Collected data entries
§ §

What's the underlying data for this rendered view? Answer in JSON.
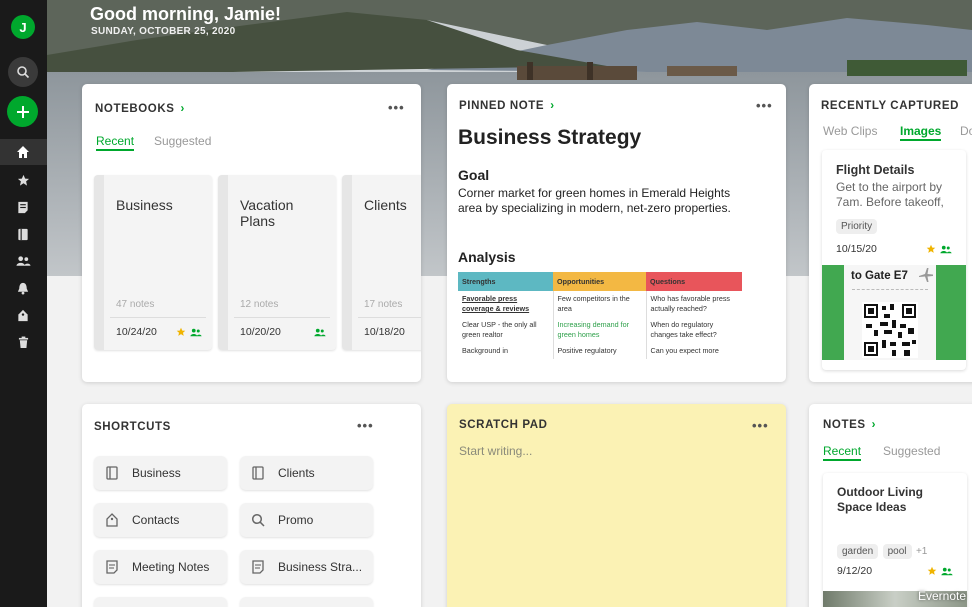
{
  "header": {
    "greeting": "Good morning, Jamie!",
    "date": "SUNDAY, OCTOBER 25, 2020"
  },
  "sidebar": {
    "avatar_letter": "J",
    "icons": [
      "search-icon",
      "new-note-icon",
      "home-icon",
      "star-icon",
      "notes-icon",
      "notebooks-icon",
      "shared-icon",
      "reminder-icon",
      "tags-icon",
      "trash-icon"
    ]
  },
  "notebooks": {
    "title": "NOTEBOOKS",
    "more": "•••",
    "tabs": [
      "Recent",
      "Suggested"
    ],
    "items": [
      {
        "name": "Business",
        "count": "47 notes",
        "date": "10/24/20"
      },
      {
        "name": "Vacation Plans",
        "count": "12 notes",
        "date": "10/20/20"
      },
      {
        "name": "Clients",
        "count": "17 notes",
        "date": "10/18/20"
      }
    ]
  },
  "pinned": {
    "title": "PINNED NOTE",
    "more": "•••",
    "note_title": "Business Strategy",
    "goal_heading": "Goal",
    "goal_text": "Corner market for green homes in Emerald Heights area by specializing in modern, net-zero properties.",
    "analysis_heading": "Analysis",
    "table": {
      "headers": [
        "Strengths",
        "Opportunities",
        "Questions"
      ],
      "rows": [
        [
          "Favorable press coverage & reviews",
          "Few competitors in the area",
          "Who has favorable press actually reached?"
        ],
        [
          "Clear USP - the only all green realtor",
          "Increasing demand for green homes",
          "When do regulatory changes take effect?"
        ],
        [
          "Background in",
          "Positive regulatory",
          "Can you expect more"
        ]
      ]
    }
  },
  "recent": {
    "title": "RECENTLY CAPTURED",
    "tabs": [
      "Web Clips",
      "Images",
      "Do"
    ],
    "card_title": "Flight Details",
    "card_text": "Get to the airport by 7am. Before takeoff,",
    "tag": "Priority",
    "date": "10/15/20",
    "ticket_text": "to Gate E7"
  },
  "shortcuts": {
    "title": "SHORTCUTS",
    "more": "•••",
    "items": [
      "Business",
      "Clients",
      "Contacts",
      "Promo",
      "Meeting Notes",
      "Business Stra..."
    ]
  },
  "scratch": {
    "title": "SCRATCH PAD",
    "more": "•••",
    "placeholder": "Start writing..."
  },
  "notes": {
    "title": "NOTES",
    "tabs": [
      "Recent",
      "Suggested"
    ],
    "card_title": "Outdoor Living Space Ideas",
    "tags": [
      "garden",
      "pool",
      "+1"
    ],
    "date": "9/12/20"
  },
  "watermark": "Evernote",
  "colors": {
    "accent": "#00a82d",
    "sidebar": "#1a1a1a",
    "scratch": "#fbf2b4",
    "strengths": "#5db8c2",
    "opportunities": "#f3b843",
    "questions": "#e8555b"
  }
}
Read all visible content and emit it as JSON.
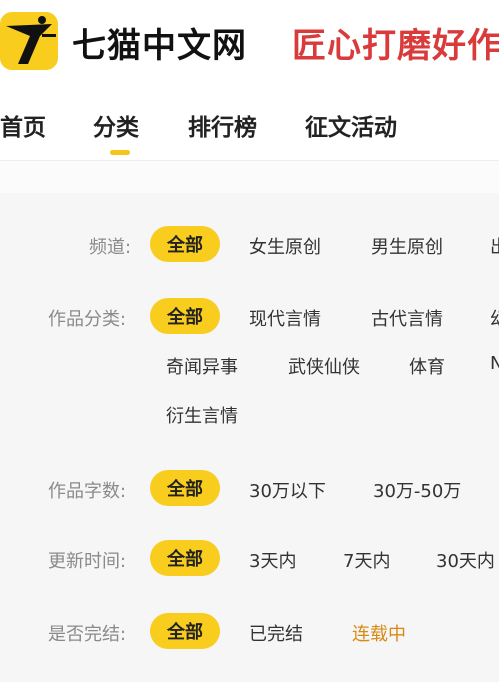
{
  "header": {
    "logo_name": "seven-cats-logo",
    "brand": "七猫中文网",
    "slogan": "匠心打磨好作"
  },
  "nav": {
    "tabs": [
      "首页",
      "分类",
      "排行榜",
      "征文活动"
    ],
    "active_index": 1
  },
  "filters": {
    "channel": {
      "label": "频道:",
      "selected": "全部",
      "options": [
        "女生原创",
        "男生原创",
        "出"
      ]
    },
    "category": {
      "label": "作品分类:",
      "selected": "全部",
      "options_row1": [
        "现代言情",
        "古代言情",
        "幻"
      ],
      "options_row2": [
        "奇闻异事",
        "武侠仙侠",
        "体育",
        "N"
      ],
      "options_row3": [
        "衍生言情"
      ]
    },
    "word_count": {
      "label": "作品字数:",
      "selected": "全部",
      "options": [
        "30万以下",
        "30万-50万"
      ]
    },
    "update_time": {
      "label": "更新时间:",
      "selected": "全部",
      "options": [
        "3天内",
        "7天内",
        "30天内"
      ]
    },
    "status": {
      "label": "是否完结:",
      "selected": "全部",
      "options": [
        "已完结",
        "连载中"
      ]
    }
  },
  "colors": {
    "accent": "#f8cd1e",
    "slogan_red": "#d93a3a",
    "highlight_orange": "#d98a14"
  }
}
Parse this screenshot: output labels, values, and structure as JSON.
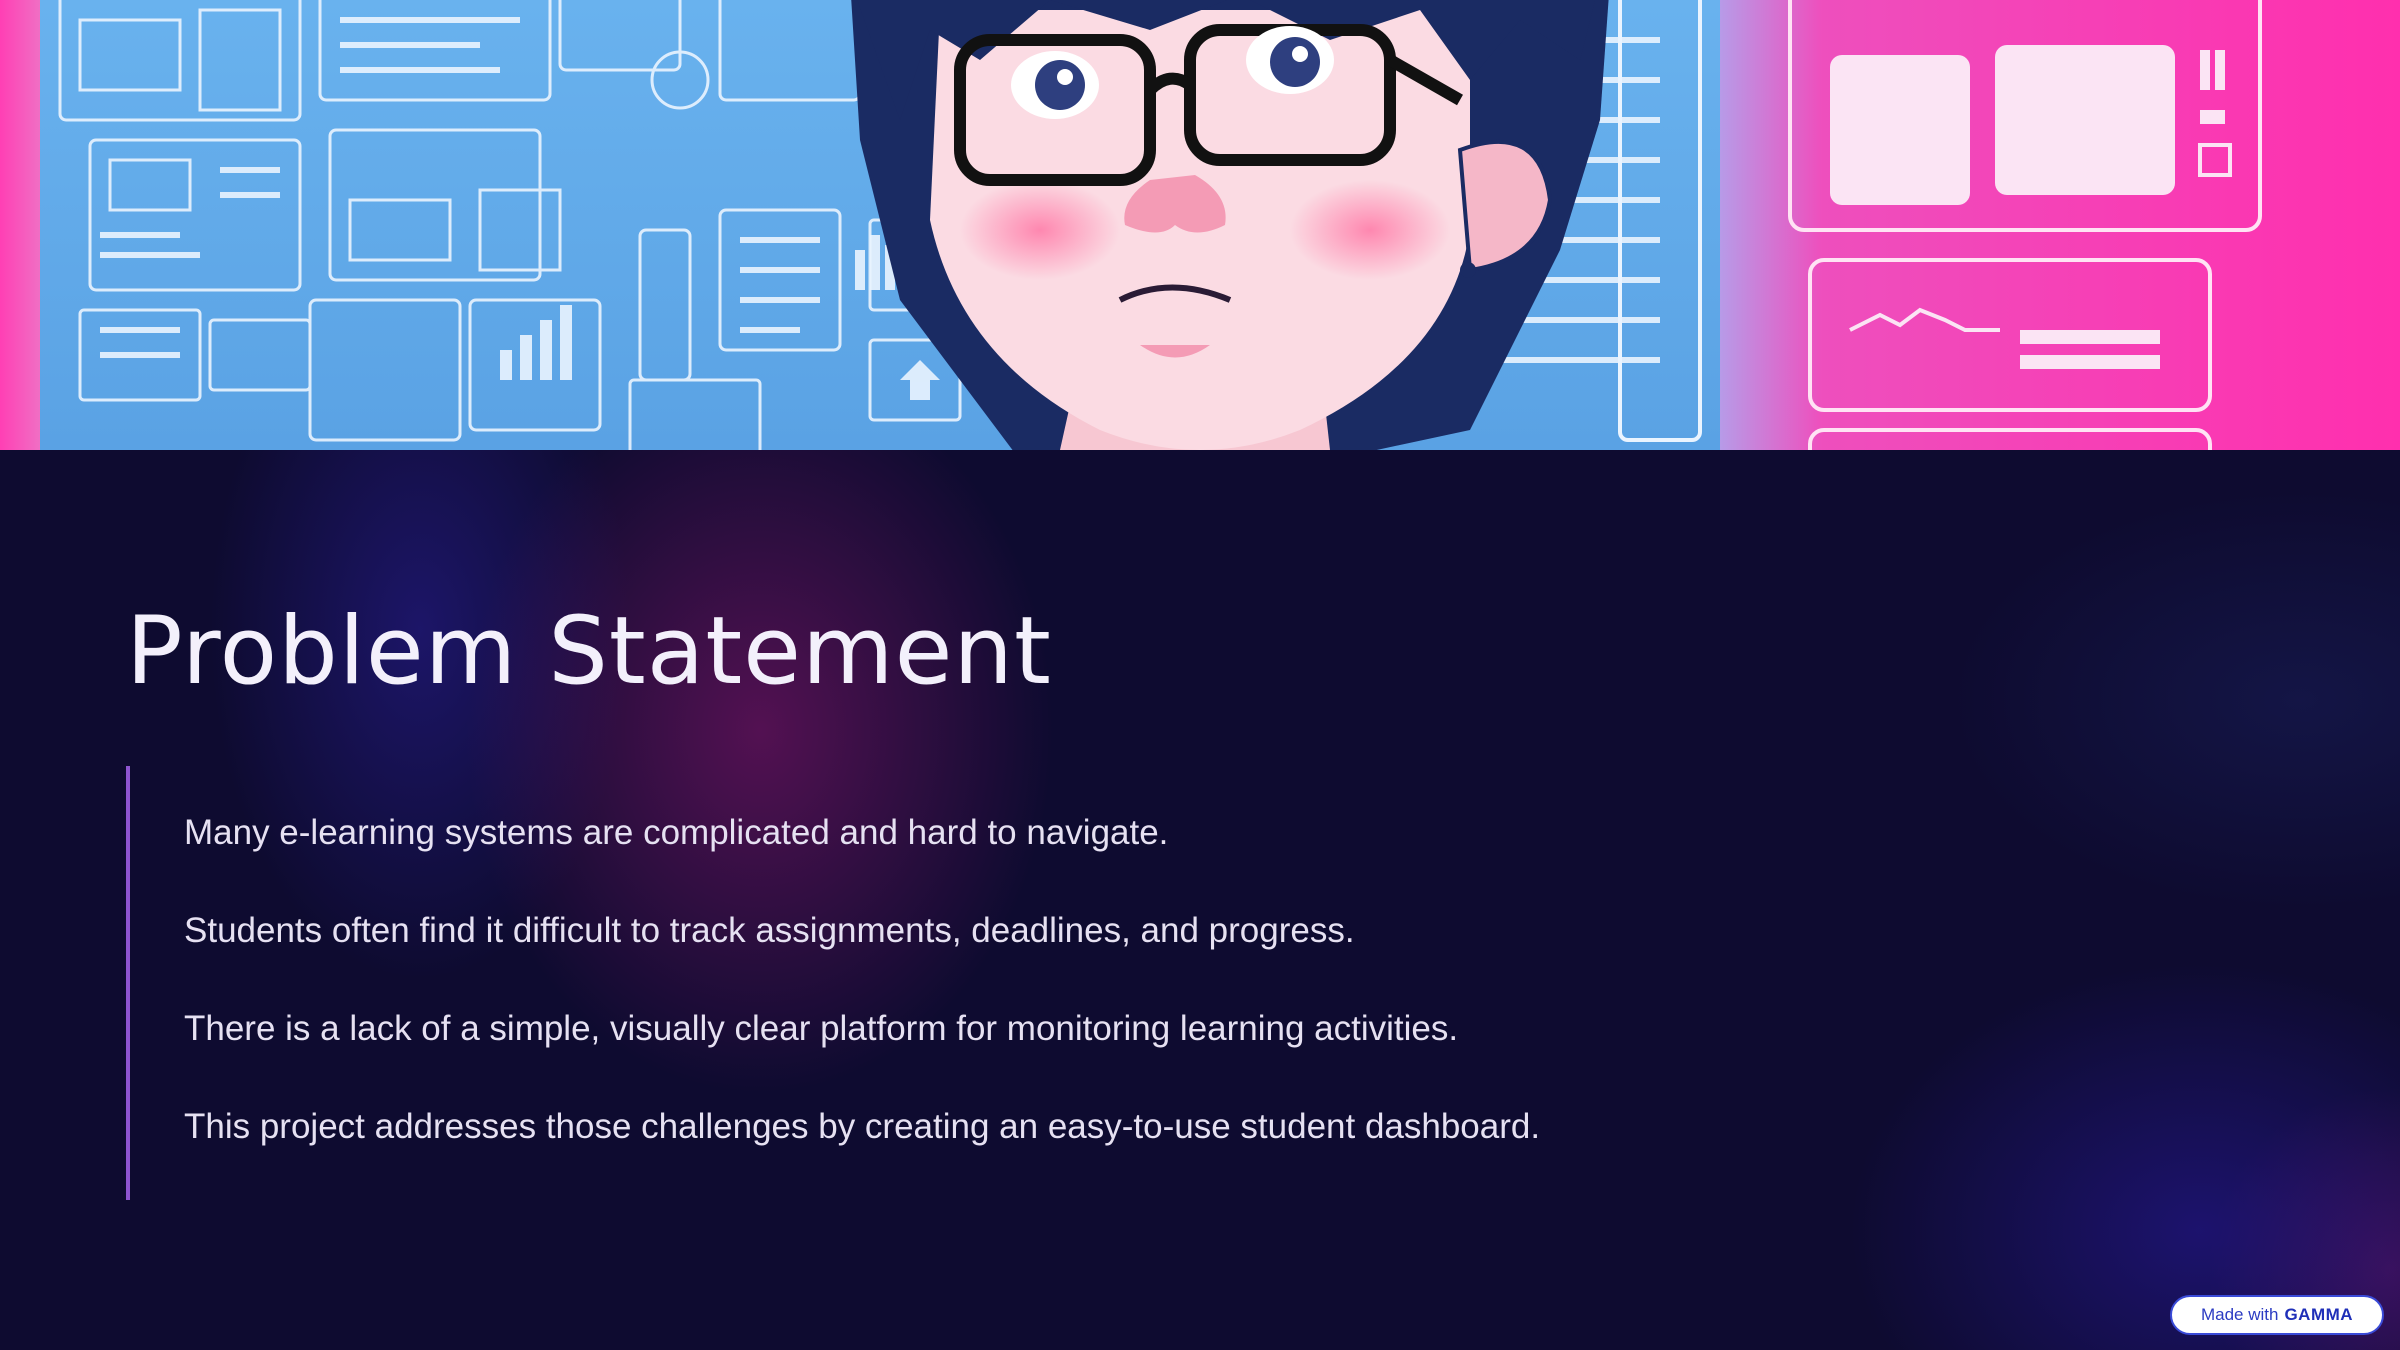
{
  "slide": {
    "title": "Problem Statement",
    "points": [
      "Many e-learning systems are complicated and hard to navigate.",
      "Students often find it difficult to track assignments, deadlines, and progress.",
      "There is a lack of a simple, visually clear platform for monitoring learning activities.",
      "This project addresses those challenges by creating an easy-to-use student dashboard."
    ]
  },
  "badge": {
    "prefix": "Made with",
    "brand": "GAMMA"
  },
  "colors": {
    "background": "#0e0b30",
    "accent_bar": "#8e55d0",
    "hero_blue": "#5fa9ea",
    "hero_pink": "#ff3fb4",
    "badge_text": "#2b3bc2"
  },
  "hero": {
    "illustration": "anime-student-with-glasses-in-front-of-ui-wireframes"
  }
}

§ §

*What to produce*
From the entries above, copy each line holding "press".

*Exercise answer*
          "Favorable press coverage & reviews",
          "Who has favorable press actually reached?"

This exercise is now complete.